And then, just as it seems to close, Pi’s story twists in the telling and opens up again when he must provide an account of his ordeal to insurance adjusters investigating the shipwreck. The investigators don’t believe the wild tale of tigers and zebras and hyenas on a lifeboat, regardless of how much Pi insists upon its truth, and demand of him a neater and more credible account. Worn down by their persistence at last, Pi tells a tale they can believe, this time about an equally harrowing adventure on the lifeboat—accompanied not by a tiger but by two sailors and his mother, who escape the ship with him and who assume the parts played by the animals in the first tale, murdering and cannibalizing each other until only Pi is left. It is an allegory of his earlier tale of the tiger. Or, the novelist begins to wonder, is it the other way around, with the tiger tale serving as an allegory of human cruelty and bestiality? In the end Pi asks the novelist (and the reader) to decide which story is best.

This philosophical and self-reflective novel—tale within tale within tale—focusing upon more than half a year on the ocean with a Bengal tiger for a companion, was thought to be unfilmable. Until Ang Lee made a 3-D visual masterpiece of it and won the Academy Award for best director this year (and a host of other awards, including an Oscar for Walt Jones ’01, see page 34). Lee had yet another story to tell, drawn from the same material, in which he spun a version of Life of Pi in images rather than words. What we see on screen is spectacular—magical, precise, believable, harrowing. It’s a grand illusion, of course, as any film is—a spectacle in the best sense. But the illusion works. And what we don’t see is, perhaps, more unbelievable than the tale it tells.

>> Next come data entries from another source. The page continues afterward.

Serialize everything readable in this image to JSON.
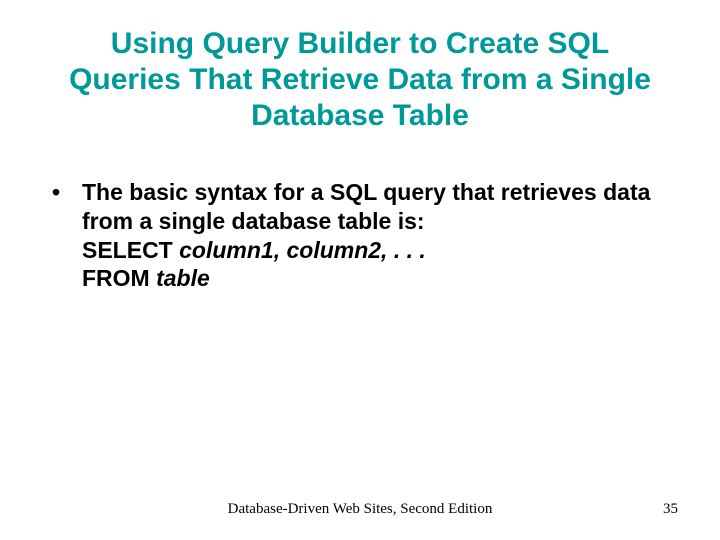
{
  "title": "Using Query Builder to Create SQL Queries That Retrieve Data from a Single Database Table",
  "bullet": {
    "line1": "The basic syntax for a SQL query that retrieves data from a single database table is:",
    "select_word": "SELECT ",
    "select_cols": "column1, column2, . . .",
    "from_word": "FROM ",
    "from_table": "table"
  },
  "footer": {
    "center": "Database-Driven Web Sites, Second Edition",
    "page": "35"
  }
}
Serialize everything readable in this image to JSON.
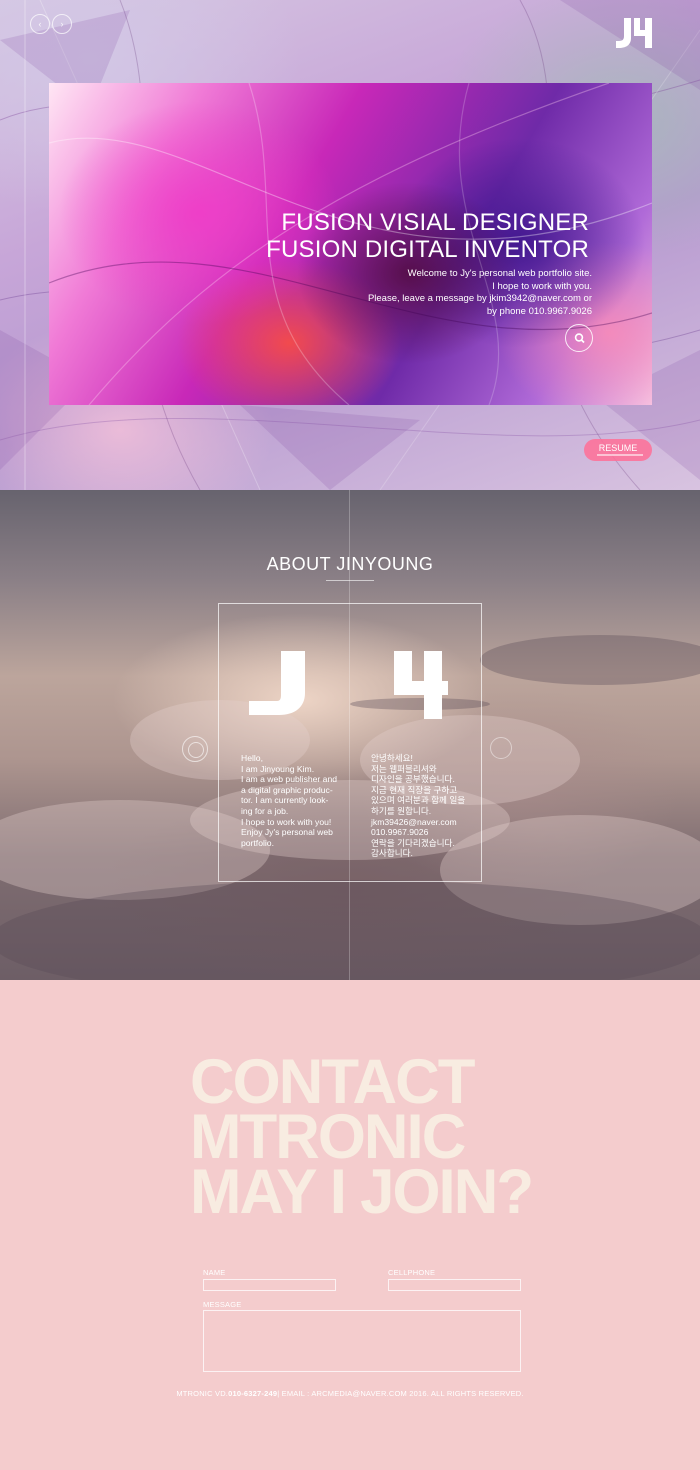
{
  "hero": {
    "nav_prev": "‹",
    "nav_next": "›",
    "logo": "JY",
    "title_line1": "FUSION  VISIAL DESIGNER",
    "title_line2": "FUSION DIGITAL INVENTOR",
    "intro_lines": [
      "Welcome to Jy's personal web portfolio site.",
      "I hope to work with you.",
      "Please, leave a message by jkim3942@naver.com or",
      "by phone  010.9967.9026"
    ],
    "search_icon": "search-icon",
    "resume_label": "RESUME"
  },
  "about": {
    "title": "ABOUT JINYOUNG",
    "english_lines": [
      "Hello,",
      "I am Jinyoung Kim.",
      "I am a web publisher and",
      "a digital graphic produc-",
      "tor. I am  currently look-",
      "ing for a job.",
      "I hope to work with you!",
      "Enjoy Jy's personal web",
      "portfolio."
    ],
    "korean_lines": [
      "안녕하세요!",
      "저는 웹퍼블리셔와",
      "디자인을 공부했습니다.",
      "지금 현재 직장을 구하고",
      "있으며 여러분과 함께 일을",
      "하기를 원합니다.",
      "jkm39426@naver.com",
      "010.9967.9026",
      "연락을 기다리겠습니다.",
      "감사합니다."
    ]
  },
  "contact": {
    "headline_line1": "CONTACT",
    "headline_line2": "MTRONIC",
    "headline_line3": "MAY I JOIN?",
    "name_label": "NAME",
    "cellphone_label": "CELLPHONE",
    "message_label": "MESSAGE",
    "footer_prefix": "MTRONIC VD.",
    "footer_phone": "010-6327-249",
    "footer_suffix": "| EMAIL : ARCMEDIA@NAVER.COM 2016. ALL RIGHTS RESERVED."
  },
  "colors": {
    "contact_bg": "#f4cccd",
    "headline": "#f8ece1",
    "resume_button": "#ff6e96"
  }
}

Before he even began shooting, Lee “pre-visualized” the film by transforming the novel into a cartoon so he could see it, and then made the cartoon into models so he could lend the vision perspective and depth. Only then did he build a set and start to block and shoot the film. To simulate the storm-tossed Pacific in a way that could be convincingly represented on film, Lee had a giant swimming pool (his own “Piscine”) carved into a Taiwanese airport runway—250 feet long and 100 feet wide. This artificial set became a world unto itself in which giant wind blowers and water cannons generated typhoon-level gales and swells. Combined with strategic camera work and digital effects, whatever strained the imagination in the novel seems irresistibly real on screen. Almost none of the Bengal tiger scenes involved an actual tiger. Illusion, again. Pi’s fierce companion was uncannily rendered in 3-D by more than 300 artists and computer scientists working endless hours over a period of years and across continents. Elaborate computer-based analyses of how a Bengal tiger’s fur moves over muscle and bone informed the artists and made the animation indistinguishable from footage of a real tiger.

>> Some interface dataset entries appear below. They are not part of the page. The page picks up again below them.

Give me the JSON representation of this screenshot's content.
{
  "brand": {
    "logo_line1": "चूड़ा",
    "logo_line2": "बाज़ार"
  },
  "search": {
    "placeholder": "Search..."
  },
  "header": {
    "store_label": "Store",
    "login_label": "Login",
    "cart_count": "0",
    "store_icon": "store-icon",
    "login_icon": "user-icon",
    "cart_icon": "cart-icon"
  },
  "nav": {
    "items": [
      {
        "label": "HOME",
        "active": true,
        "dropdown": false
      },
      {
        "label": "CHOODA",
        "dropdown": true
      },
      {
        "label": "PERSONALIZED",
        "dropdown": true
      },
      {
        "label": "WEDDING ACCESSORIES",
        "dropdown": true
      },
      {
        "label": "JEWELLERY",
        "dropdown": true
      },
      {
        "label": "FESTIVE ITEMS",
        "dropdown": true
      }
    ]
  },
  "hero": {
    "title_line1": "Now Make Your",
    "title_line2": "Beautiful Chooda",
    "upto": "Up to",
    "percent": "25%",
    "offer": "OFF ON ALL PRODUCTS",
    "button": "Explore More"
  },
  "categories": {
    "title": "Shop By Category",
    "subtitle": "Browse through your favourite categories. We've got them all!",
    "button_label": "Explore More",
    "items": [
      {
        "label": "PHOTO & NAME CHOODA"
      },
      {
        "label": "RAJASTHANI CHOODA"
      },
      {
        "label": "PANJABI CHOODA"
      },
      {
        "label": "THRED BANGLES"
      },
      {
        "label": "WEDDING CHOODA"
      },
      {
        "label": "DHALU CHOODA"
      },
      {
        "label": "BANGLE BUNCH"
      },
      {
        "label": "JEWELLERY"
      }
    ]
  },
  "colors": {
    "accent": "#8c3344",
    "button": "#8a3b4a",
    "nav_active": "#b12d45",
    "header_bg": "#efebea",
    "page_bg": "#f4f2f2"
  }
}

Ang Lee made an interesting choice in his telling of the novel’s alternate representations  of the shipwreck, evoking the tiger version in stunning visual detail as if we were there, and allowing the human version, told for the insurance company, to be related only in words and materialized only in a typed report. No props, no effects—virtually unrealized as a cinematic experience. Evidently the filmmaker made the same story choice in images that the novelist had made in words: He chose the tiger tale.

And so, in Lee’s version of the story we come full circle. We are back to elaborate calculations again, constructing ordinary shapes and dimensions in infinite digits that are at once real and irrational, factual and transcendental, seen and only imagined—but, somehow, ubiquitous and commonplace.

We all live in the tales we tell, in the circle of our own lives, with a fierce companion at our side, threatening our existence and giving shape to our life stories. We live in the relationship between the circumference of our life’s wanderings and the through line of its diameter. We are in the infinitely unrepeating sequence of the life of pi. We all have our own stories to tell, and the responsibility to choose well.